Common Types Of Stalling In Non-Life Insurers
Unfortunately, insurance companies are notorious for getting bogged down in claims no matter what kind of problem they’re dealing with. We’ve seen this many times from accident victims to homeowners and more, but it’s as common as ever for insurance companies and probably always will be when they’re trying to protect their profits. Below are some of the most common types of claims where insurance companies get stalling.
- Homeowner Insurance Claims
- Insurance Claims for Commercial Homeowners
- Claims for car, truck, and motorcycle accidents
- Hail and storm damage claims
- Personal Injury Claims
- Do your due diligence before you pay
If you have a valid insurance claim, you may not know why the insurance company investigates your claim so much.

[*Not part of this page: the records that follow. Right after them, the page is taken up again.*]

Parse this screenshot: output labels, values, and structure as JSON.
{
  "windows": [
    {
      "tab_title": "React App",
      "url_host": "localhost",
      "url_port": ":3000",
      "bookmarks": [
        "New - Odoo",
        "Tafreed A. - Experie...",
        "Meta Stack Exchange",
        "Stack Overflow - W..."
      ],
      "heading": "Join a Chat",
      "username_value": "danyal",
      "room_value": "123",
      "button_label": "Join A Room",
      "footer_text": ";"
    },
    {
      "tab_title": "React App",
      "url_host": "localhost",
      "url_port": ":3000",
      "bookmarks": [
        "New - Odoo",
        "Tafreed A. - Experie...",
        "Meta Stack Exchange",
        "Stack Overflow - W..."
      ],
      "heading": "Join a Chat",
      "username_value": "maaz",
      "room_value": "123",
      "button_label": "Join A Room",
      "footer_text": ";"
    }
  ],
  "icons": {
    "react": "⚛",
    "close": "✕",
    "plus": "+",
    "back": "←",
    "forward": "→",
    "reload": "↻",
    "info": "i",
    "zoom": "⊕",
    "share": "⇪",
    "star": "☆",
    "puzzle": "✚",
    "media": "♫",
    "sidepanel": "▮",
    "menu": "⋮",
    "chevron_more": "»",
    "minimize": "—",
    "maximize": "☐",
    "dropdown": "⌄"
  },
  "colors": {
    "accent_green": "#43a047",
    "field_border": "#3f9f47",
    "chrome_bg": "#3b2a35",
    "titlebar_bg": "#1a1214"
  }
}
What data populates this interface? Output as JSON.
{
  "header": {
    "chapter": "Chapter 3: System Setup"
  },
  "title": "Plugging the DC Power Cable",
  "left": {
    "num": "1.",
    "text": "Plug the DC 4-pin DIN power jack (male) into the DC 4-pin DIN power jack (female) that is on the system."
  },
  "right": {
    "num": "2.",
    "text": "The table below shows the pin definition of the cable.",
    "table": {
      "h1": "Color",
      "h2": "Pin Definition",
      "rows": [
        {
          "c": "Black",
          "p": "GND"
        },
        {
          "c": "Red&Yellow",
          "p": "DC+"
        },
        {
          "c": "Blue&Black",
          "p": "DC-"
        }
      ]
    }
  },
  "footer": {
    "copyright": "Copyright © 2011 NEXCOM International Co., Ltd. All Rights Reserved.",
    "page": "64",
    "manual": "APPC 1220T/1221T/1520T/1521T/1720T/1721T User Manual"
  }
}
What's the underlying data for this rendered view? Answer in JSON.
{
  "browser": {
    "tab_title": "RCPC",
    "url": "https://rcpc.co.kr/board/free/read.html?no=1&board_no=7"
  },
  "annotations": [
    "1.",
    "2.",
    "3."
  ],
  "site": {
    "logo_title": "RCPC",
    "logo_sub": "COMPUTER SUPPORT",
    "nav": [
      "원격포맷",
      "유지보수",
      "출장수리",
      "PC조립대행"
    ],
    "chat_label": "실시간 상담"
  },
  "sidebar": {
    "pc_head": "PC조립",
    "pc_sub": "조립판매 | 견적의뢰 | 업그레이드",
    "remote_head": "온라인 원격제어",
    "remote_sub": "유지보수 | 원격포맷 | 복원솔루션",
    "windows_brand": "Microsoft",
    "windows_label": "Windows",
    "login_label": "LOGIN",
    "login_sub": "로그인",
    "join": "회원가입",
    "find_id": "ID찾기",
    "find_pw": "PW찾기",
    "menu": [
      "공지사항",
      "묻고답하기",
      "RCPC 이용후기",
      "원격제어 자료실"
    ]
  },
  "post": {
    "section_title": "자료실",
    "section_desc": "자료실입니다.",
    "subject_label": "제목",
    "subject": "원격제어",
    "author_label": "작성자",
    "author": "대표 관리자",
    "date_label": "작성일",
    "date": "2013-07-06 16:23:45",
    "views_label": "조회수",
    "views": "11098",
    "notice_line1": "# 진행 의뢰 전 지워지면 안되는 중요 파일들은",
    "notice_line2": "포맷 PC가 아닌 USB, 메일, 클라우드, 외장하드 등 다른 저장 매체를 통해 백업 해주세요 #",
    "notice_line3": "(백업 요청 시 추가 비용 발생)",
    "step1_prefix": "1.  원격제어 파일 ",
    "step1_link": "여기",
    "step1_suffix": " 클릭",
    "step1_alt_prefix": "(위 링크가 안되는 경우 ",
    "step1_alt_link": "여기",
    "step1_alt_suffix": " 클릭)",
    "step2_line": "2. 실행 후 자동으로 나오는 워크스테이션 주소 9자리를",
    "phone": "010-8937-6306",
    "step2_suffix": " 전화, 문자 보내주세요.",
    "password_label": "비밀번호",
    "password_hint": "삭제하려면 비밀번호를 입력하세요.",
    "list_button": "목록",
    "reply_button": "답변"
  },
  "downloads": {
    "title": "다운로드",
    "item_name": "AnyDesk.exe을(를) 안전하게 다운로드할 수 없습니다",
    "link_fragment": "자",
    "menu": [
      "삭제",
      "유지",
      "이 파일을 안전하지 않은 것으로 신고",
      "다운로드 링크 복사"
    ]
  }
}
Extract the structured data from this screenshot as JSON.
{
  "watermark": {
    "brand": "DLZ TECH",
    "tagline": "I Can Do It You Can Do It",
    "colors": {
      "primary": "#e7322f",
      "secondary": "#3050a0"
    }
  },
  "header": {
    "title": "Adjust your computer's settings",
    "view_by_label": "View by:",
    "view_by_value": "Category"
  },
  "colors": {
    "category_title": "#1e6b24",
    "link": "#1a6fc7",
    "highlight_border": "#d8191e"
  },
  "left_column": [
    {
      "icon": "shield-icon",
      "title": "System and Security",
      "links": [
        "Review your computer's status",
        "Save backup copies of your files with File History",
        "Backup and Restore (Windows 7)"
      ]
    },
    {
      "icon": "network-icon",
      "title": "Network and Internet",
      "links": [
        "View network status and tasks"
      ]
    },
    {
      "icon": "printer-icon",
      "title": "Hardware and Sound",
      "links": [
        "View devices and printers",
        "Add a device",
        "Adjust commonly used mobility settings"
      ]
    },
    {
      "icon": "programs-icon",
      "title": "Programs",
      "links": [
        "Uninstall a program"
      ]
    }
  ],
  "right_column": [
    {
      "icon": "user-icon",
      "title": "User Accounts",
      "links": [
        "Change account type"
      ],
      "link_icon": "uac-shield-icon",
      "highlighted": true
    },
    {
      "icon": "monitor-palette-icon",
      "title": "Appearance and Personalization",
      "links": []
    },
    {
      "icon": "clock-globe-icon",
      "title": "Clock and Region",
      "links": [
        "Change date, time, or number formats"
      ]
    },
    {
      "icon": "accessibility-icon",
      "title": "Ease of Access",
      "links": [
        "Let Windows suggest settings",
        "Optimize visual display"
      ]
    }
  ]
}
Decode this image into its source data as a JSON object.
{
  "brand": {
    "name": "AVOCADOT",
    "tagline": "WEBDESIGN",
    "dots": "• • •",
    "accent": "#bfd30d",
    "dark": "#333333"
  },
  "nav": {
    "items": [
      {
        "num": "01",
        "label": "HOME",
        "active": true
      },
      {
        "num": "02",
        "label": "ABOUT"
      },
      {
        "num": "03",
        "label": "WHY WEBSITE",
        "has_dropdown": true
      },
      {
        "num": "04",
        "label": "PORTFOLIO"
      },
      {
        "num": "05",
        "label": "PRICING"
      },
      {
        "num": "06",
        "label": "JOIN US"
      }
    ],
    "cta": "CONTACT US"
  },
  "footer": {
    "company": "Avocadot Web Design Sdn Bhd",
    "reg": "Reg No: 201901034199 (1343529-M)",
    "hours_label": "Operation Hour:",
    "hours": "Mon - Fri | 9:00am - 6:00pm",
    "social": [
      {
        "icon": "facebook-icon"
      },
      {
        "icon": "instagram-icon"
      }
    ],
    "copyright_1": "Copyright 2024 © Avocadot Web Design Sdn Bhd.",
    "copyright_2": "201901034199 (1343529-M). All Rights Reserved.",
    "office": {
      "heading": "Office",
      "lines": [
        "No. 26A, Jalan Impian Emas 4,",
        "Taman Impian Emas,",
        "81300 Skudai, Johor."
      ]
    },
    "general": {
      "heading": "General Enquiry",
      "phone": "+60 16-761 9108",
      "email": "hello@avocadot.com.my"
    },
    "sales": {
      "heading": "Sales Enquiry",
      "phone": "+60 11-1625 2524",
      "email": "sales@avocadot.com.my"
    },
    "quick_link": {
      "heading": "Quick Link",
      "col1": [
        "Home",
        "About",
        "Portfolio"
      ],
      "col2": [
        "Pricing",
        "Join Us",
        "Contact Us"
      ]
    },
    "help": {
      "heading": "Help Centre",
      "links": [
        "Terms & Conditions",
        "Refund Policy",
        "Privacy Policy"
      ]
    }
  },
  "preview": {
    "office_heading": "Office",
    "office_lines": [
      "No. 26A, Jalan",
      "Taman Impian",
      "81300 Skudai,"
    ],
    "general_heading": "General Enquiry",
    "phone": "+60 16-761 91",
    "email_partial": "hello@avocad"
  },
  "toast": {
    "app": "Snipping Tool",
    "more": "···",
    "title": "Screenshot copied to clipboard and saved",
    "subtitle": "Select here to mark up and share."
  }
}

This is very common when an insurance company suspects fraudulent activity or has reason to believe that your claim is being made based on an event that may not have happened. There are so many fraudulent claims that it is quite normal for insurance companies to investigate even the smallest claims to make sure they only pay settlements for invalid cases.
In many cases, there can be delays due to the hours and availability of the insurance expert, especially during times when a significant number of other parties were affected by the same incident. Other times, your insurance company may just be waiting to get information from a police report or still be trying to track down the people who were at fault in your case.
There are many different reasons why your insurance company could be stalling, and some could be bad faith. In general, a brief conversation with an experienced attorney can shed some light on the situation.
When Should You Contact A Lawyer?
Not all insurers are bad; some reasons to quit are completely justified and may even benefit you in the end. However, stopping in bad faith and for no good reason is a serious red flag. If you have provided all the necessary documentation and information, fulfilled all your requests, and are still getting redirects? It’s time to hire a personal injury and accident attorney.
Even if you are not sure that your insurer is acting in bad faith, having legal representation on your side can help significantly with the entire process. Plus, you have someone who fights for you while you take care of your recovery.
Prevent the insurance company from getting stalling
Hopefully, the insurance company hasn’t been sitting still for so long that you have your back against the wall with uncertain deadlines. If that is you, it will be very difficult for you to find a lawyer to handle the case.
I say this because the only surefire way to stop an insurance company from shutting down is to show them you bite the bark.
How do you do that? With threats that are not empty, so wave your lawsuit sword. That sword is your lawyer.
If you are tired of the insurance company pulling on your chain, ask for a lawyer and get the help you deserve.